Please filter the entries for the word "icon" and copy every line that has it.

Recorded data:
· · ·
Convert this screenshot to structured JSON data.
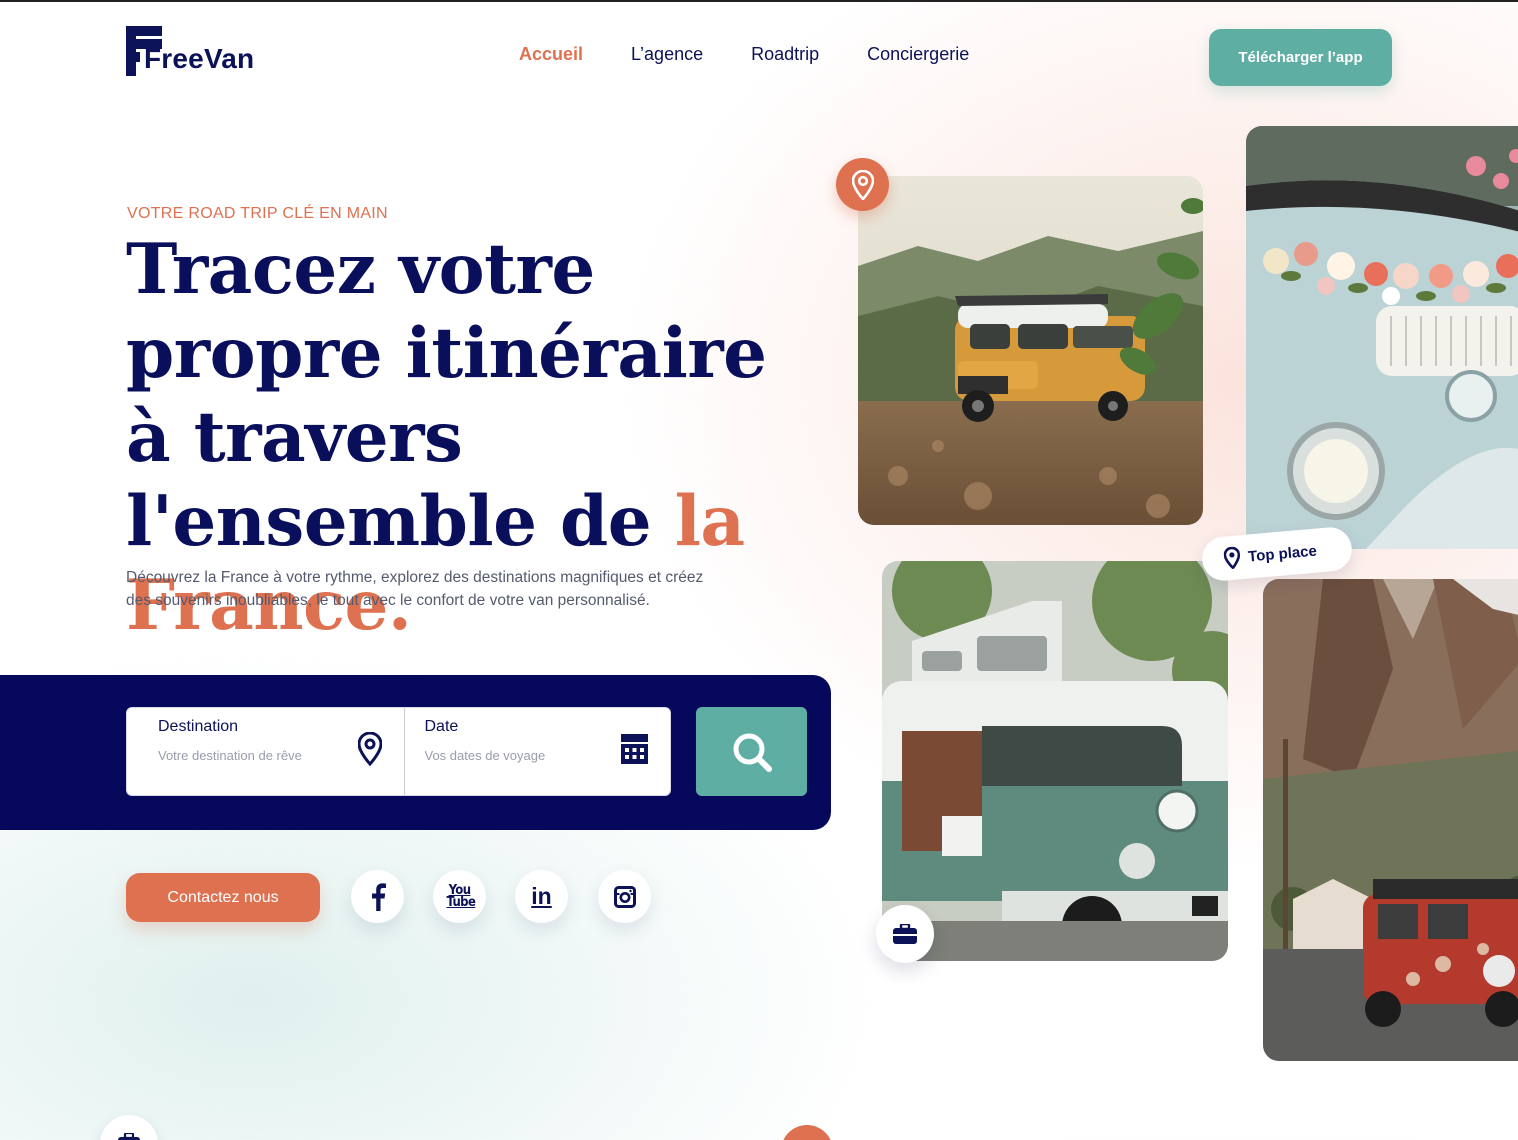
{
  "brand": {
    "name": "FreeVan"
  },
  "nav": {
    "items": [
      {
        "label": "Accueil",
        "active": true
      },
      {
        "label": "L’agence",
        "active": false
      },
      {
        "label": "Roadtrip",
        "active": false
      },
      {
        "label": "Conciergerie",
        "active": false
      }
    ]
  },
  "header": {
    "cta_label": "Télécharger l’app"
  },
  "hero": {
    "eyebrow": "VOTRE ROAD TRIP CLÉ EN MAIN",
    "title_main": "Tracez votre propre itinéraire à travers l'ensemble de ",
    "title_accent": "la France.",
    "description": "Découvrez la France à votre rythme, explorez des destinations magnifiques et créez des souvenirs inoubliables, le tout avec le confort de votre van personnalisé."
  },
  "search": {
    "destination": {
      "label": "Destination",
      "placeholder": "Votre destination de rêve",
      "value": ""
    },
    "date": {
      "label": "Date",
      "placeholder": "Vos dates de voyage",
      "value": ""
    }
  },
  "contact": {
    "label": "Contactez nous"
  },
  "social": [
    {
      "icon": "facebook-icon"
    },
    {
      "icon": "youtube-icon",
      "text": "You Tube"
    },
    {
      "icon": "linkedin-icon",
      "text": "in"
    },
    {
      "icon": "instagram-icon"
    }
  ],
  "gallery": {
    "badge_label": "Top place"
  },
  "colors": {
    "navy": "#0b1257",
    "band": "#06085c",
    "accent": "#dd7150",
    "teal": "#5eaea4"
  }
}
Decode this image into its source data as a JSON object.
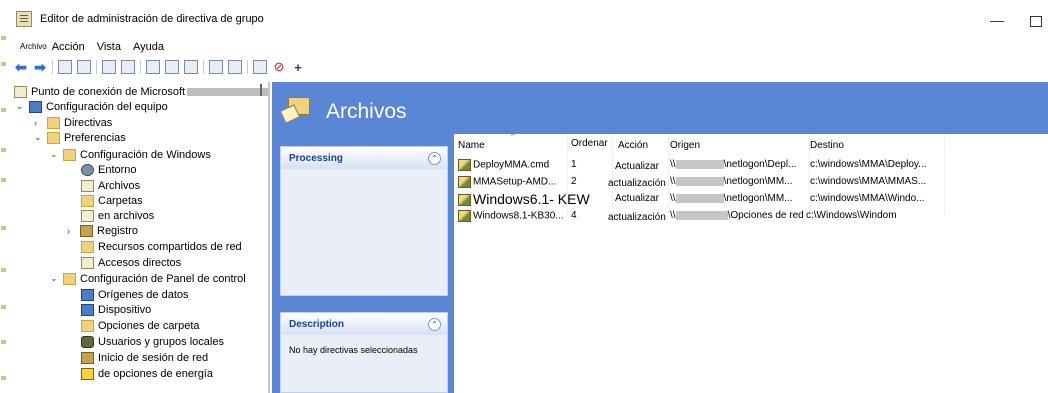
{
  "window": {
    "title": "Editor de administración de directiva de grupo",
    "minimize_glyph": "—"
  },
  "menu": [
    "Archivo",
    "Acción",
    "Vista",
    "Ayuda"
  ],
  "tree": {
    "root_label": "Punto de conexión de Microsoft",
    "items": [
      {
        "label": "Configuración del equipo",
        "chevron": "⌄"
      },
      {
        "label": "Directivas",
        "chevron": "›"
      },
      {
        "label": "Preferencias",
        "chevron": "⌄"
      },
      {
        "label": "Configuración de Windows",
        "chevron": "⌄"
      },
      {
        "label": "Entorno",
        "chevron": ""
      },
      {
        "label": "Archivos",
        "chevron": ""
      },
      {
        "label": "Carpetas",
        "chevron": ""
      },
      {
        "label": "en archivos",
        "chevron": ""
      },
      {
        "label": "Registro",
        "chevron": "›"
      },
      {
        "label": "Recursos compartidos de red",
        "chevron": ""
      },
      {
        "label": "Accesos directos",
        "chevron": ""
      },
      {
        "label": "Configuración de Panel de control",
        "chevron": "⌄"
      },
      {
        "label": "Orígenes de datos",
        "chevron": ""
      },
      {
        "label": "Dispositivo",
        "chevron": ""
      },
      {
        "label": "Opciones de carpeta",
        "chevron": ""
      },
      {
        "label": "Usuarios y grupos locales",
        "chevron": ""
      },
      {
        "label": "Inicio de sesión de red",
        "chevron": ""
      },
      {
        "label": "de opciones de energía",
        "chevron": ""
      }
    ]
  },
  "main": {
    "title": "Archivos",
    "processing_title": "Processing",
    "description_title": "Description",
    "description_text": "No hay directivas seleccionadas",
    "collapse_glyph": "⌃",
    "columns": [
      "Name",
      "Ordenar",
      "Acción",
      "Origen",
      "Destino"
    ],
    "rows": [
      {
        "name": "DeployMMA.cmd",
        "order": "1",
        "action": "Actualizar",
        "origin_suffix": "\\netlogon\\Depl...",
        "dest": "c:\\windows\\MMA\\Deploy..."
      },
      {
        "name": "MMASetup-AMD...",
        "order": "2",
        "action": "actualización",
        "origin_suffix": "\\netlogon\\MM...",
        "dest": "c:\\windows\\MMA\\MMAS..."
      },
      {
        "name": "Windows6.1- KEW",
        "order": "",
        "action": "Actualizar",
        "origin_suffix": "\\netlogon\\MM...",
        "dest": "c:\\windows\\MMA\\Windo..."
      },
      {
        "name": "Windows8.1-KB30...",
        "order": "4",
        "action": "actualización",
        "origin_suffix": "\\Opciones de red",
        "dest": "c:\\Windows\\Windom"
      }
    ],
    "origin_prefix": "\\\\"
  }
}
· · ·
● **Problem solution**:
      "icon": "facebook-icon"
      "icon": "youtube-icon",
      "icon": "linkedin-icon",
      "icon": "instagram-icon"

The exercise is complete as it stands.